Bedding is something I’m indulgent about. Comfort is key to happy healthy life. Durable materials that wash and wear well, protectors for inner cushions and stuffing, and repurposed or recycled materials all help reduce the overall impact. I’ve started making a lot of our own dog care supplies, including may of their bed covers and blankets.
Toys were an area in which we wanted to do better, both in the materials from which they are made and their durability. I now have a DIY dog “toy hospital” basket where torn stuffed items are placed to await re-stitching, but many pet toys tend to be pretty disposable. Even supposedly robust toys don’t survive very long with two big dogs, one of whom is still a boisterous puppy. Ideas welcome! There are a few VERY well-loved hard-wearing chew/squeeze toys, but nothing soft survives for long. I plan on making (and repairing) more toys, and using scrap, leftover, or recycled materials where feasible.
Hazards to Wildlife
Pets and wildlife rarely mix well. Pets can harm or kill wildlife, wildlife can harm or kill pets, and diseases and parasites may transfer between them. Where we live in New Zealand, there are few wild animals that would pose a threat to a large pet; however, there are many vulnerable small native creatures. Long term lost pets naturalising in the wild is also a risk to the local ecosystem.

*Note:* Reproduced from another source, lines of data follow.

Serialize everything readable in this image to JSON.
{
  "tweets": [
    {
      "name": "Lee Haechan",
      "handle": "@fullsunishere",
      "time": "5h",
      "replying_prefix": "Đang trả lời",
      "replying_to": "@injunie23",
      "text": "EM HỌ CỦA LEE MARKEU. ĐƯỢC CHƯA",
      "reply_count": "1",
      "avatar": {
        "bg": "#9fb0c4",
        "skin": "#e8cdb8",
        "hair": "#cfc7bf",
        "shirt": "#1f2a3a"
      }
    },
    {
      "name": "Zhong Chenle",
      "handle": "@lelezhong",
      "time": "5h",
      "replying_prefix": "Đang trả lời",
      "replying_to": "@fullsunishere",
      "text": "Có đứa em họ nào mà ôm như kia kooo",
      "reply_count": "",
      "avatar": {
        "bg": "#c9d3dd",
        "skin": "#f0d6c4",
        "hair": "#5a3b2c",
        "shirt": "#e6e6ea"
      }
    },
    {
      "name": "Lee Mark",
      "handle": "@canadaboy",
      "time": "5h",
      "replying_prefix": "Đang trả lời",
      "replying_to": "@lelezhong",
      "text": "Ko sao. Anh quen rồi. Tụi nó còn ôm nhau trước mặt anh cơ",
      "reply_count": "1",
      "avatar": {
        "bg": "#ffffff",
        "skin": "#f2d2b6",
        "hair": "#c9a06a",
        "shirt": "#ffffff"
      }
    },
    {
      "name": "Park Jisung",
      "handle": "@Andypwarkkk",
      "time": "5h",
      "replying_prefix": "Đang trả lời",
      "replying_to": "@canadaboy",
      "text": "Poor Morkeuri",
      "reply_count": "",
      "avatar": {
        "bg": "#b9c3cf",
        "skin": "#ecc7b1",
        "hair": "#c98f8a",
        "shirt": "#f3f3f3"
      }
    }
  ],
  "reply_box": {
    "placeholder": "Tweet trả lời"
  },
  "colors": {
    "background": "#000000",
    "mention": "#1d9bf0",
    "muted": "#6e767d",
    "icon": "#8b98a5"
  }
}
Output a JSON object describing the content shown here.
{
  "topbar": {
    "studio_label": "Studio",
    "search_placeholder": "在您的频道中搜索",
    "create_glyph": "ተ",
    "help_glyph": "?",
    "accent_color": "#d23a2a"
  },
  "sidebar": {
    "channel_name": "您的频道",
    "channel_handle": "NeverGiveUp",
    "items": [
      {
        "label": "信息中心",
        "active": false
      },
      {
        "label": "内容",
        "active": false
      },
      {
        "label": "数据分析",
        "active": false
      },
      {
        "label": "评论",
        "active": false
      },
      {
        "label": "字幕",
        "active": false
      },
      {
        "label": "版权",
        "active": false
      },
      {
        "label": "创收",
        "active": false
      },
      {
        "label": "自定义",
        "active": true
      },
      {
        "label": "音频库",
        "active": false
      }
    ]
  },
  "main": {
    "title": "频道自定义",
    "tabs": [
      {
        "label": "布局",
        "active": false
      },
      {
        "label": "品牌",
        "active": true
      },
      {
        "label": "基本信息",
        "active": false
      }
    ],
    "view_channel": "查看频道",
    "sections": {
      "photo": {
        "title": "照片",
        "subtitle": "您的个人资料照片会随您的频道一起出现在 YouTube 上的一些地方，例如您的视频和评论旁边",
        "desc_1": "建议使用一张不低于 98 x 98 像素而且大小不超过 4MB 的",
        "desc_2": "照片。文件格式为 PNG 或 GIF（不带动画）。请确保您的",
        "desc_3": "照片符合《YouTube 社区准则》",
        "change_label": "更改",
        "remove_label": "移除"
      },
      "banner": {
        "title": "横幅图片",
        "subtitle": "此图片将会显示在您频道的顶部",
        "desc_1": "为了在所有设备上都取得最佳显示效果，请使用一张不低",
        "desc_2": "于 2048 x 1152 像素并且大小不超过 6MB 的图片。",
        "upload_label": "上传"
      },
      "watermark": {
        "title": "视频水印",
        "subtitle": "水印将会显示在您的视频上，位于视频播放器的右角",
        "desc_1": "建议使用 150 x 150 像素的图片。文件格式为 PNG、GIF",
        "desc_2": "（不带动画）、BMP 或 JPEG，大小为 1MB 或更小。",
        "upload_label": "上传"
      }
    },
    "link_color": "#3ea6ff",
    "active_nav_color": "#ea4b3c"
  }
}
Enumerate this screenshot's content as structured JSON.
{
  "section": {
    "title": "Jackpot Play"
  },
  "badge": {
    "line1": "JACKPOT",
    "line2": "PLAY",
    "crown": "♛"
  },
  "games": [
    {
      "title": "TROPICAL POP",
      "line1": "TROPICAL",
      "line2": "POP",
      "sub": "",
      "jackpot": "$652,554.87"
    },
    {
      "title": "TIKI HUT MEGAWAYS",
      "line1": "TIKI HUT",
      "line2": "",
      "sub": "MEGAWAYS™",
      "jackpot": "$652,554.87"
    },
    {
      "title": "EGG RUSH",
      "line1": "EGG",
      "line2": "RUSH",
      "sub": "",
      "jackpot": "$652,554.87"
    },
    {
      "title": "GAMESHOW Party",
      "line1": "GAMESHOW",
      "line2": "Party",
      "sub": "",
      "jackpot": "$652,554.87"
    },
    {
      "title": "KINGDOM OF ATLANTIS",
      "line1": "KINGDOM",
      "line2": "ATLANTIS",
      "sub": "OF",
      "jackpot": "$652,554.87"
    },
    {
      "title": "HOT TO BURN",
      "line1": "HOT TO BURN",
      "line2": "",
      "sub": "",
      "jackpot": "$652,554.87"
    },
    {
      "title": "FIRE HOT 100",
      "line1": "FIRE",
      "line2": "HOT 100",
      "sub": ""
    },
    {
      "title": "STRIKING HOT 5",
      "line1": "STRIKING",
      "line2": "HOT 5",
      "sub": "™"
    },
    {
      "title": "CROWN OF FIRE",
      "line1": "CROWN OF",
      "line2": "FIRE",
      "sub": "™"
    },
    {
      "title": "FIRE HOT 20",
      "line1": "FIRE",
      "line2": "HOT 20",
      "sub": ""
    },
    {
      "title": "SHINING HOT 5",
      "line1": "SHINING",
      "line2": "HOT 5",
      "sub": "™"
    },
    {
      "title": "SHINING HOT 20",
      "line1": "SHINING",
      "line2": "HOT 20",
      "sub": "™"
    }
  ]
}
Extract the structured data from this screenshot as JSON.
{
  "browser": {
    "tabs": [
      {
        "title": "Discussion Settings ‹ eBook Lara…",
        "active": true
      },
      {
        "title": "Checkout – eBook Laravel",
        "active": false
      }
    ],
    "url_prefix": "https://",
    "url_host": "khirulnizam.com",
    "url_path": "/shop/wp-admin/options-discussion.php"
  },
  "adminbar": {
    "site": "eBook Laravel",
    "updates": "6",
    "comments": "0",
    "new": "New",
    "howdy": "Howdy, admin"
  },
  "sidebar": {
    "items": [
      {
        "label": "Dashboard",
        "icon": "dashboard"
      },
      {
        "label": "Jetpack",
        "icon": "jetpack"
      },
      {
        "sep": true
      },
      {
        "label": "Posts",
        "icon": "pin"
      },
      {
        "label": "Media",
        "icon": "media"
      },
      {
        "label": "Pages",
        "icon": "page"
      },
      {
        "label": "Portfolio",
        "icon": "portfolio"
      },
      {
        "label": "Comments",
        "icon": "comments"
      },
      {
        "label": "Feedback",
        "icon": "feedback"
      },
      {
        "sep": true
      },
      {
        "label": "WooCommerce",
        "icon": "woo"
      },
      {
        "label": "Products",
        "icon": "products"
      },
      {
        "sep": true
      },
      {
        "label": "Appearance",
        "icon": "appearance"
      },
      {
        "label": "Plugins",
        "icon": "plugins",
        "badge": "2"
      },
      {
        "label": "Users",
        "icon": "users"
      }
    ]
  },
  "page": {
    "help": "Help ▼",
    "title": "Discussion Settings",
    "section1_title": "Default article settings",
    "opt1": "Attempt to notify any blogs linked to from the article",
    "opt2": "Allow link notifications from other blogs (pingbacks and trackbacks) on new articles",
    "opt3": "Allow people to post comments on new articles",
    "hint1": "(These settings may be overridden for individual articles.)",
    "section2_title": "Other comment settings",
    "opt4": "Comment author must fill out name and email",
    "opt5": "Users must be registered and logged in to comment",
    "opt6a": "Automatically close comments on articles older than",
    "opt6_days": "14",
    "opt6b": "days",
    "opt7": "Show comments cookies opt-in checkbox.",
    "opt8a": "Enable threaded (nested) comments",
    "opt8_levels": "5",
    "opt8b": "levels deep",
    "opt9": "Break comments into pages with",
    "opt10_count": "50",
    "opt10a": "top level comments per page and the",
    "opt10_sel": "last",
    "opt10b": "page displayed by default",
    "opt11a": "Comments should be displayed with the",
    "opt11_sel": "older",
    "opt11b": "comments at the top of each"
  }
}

We’re conscious of the risks that our pets could pose to wildlife. Our cat isn’t allowed to wander freely outside (yes…cat on a harness!). The areas in which our dogs are walked are pretty quiet, other than occasional (much quicker) bunnies and birds, and we respect leash-only and prohibited areas.
End of Life Care
Unwanted Pets and Animal Shelters
In addition to being kept securely at home and under control when out and about, our pets are all desexed, registered, and micro-chipped. How absolutely heartbreaking that shelter euthanasia is one of the pet-related environmental impact issues. So very sad. Pets are for life, not just another disposable item in a disposable society.
The Rainbow Bridge
Unfortunately, no matter how much we love our pets, they can’t live forever. Even death, including human death, has it’s own footprint considerations. One of the biggest decisions is burial vs. cremation, both of which have their environmental considerations. When the time comes for our pets, it will be my heavy heart and not the footprint that guides our decisions. For families like our who move often, cremation is often the more suitable personal choice.
Positive Environmental Influences of Life with Pets
Mental and Physical Health
Not having pets simply isn’t a consideration for our family, irrespective of their impact. It is said that “the best therapists have four paws” and I have no doubt that this is true. They help us feel happier, live healthier, socially connect, and other health benefits.
Environmental Benefits of Life with Pets
On the environmental front, personally, we find that their influence on our family footprint probably outweighs their individual environmental pawprints.
We tend to travel less (especially long haul travel), especially as dog owners. When Tiger and I were on our own, I still travelled extensively for work and personal matters. House-sitting a cat was a fairly easy favour for friends. Dogs require a significantly higher degree of commitment. We tend to hang out at home (or locally), including eating at home. There is also less waste from what we eat. Tidbits are occasionally shared, surpluses made into treats, bones into broth, etc.
We walk and explore outdoor areas (pet-friendly) significantly more than we would without the dogs. Trips to the beach are a fur family favourite, and we often pick up litter as we go. Walkies are a daily must do – no matter what the weather. And on the subject of weather, pets make excellent hot-water bottles on chilly nights. Very energy efficient. Haha!